● **WORK REQUIRED**: Go through the records and show each line where the word "sessions" occurs.

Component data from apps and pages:
################

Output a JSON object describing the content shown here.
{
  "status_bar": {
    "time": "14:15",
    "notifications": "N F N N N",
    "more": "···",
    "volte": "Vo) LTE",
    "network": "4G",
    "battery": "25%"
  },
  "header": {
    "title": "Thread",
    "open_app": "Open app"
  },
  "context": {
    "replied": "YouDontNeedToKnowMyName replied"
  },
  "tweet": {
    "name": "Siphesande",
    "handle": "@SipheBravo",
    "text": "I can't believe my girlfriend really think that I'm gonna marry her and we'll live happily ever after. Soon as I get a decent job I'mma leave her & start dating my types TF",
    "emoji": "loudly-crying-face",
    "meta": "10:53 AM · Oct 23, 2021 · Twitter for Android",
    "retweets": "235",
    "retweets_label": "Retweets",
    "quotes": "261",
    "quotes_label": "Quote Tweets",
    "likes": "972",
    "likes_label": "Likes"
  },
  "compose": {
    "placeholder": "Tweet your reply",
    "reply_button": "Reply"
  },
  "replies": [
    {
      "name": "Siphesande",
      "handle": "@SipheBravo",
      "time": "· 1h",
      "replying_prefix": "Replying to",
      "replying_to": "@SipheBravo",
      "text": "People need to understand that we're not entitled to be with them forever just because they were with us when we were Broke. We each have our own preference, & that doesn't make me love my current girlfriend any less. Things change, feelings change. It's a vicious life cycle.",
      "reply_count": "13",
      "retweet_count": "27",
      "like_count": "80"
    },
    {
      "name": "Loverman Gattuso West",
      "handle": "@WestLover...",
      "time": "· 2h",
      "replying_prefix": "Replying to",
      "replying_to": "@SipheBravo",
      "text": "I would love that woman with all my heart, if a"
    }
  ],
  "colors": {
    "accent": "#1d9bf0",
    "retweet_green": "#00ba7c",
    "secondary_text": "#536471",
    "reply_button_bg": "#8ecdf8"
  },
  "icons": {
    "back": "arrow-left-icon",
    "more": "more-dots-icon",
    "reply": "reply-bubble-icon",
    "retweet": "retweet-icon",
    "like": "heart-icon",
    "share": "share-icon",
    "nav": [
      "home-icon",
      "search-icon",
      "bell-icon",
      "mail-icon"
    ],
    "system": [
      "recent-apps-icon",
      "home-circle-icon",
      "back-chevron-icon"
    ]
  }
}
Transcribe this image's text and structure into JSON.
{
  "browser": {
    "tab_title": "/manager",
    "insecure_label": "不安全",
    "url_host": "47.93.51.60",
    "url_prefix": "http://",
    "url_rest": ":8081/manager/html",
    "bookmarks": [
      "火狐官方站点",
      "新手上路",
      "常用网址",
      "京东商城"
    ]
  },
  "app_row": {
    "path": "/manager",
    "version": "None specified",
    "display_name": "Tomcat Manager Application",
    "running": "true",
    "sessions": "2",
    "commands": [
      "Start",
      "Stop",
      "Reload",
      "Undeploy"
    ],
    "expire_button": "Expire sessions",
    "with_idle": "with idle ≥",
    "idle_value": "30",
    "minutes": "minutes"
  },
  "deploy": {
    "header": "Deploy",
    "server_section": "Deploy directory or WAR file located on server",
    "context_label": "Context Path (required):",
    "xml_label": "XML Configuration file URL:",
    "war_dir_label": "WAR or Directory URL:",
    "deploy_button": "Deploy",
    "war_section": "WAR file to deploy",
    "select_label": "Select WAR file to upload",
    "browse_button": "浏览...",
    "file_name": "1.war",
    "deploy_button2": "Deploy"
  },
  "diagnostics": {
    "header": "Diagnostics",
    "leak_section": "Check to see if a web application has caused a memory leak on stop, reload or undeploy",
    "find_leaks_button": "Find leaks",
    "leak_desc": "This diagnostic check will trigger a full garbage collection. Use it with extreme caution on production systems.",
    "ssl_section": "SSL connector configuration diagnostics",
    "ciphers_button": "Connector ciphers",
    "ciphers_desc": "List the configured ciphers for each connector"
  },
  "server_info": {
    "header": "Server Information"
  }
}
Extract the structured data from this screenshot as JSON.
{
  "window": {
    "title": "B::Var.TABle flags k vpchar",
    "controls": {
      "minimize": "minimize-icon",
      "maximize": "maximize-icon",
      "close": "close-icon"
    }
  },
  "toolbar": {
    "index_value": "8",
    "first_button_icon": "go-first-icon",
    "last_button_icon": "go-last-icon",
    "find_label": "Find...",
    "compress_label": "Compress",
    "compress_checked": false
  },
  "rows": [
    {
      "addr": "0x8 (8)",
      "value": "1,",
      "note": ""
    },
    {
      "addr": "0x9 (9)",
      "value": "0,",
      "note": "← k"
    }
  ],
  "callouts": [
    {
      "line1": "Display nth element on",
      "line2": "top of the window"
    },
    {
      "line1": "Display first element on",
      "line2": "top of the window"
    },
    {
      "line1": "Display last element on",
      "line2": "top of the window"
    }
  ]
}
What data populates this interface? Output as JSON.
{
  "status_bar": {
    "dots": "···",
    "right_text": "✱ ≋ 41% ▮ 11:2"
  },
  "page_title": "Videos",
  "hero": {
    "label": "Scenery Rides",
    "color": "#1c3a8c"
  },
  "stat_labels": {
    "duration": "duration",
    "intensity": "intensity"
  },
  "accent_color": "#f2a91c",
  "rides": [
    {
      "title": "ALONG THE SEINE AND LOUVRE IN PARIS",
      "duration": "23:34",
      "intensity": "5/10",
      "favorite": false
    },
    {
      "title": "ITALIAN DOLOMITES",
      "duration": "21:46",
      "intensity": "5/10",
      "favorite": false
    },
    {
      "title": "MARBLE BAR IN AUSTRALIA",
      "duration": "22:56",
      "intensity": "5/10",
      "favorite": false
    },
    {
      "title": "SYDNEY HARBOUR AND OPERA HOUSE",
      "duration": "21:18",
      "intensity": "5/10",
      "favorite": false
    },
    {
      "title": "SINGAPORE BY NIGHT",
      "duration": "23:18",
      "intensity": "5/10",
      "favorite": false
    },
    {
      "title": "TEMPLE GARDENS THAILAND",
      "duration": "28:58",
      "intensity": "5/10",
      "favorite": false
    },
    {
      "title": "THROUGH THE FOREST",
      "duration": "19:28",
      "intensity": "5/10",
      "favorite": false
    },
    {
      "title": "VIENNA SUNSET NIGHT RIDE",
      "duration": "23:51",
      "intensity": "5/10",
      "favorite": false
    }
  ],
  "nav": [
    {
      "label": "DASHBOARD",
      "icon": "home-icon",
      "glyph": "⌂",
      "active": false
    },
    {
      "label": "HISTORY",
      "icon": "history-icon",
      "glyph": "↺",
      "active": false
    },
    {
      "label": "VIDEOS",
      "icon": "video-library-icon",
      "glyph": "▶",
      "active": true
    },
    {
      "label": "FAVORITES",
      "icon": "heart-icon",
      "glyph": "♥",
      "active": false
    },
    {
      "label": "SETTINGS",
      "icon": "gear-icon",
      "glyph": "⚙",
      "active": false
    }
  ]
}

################

● **OUTPUT**:
    "sessions": "2",
    "expire_button": "Expire sessions",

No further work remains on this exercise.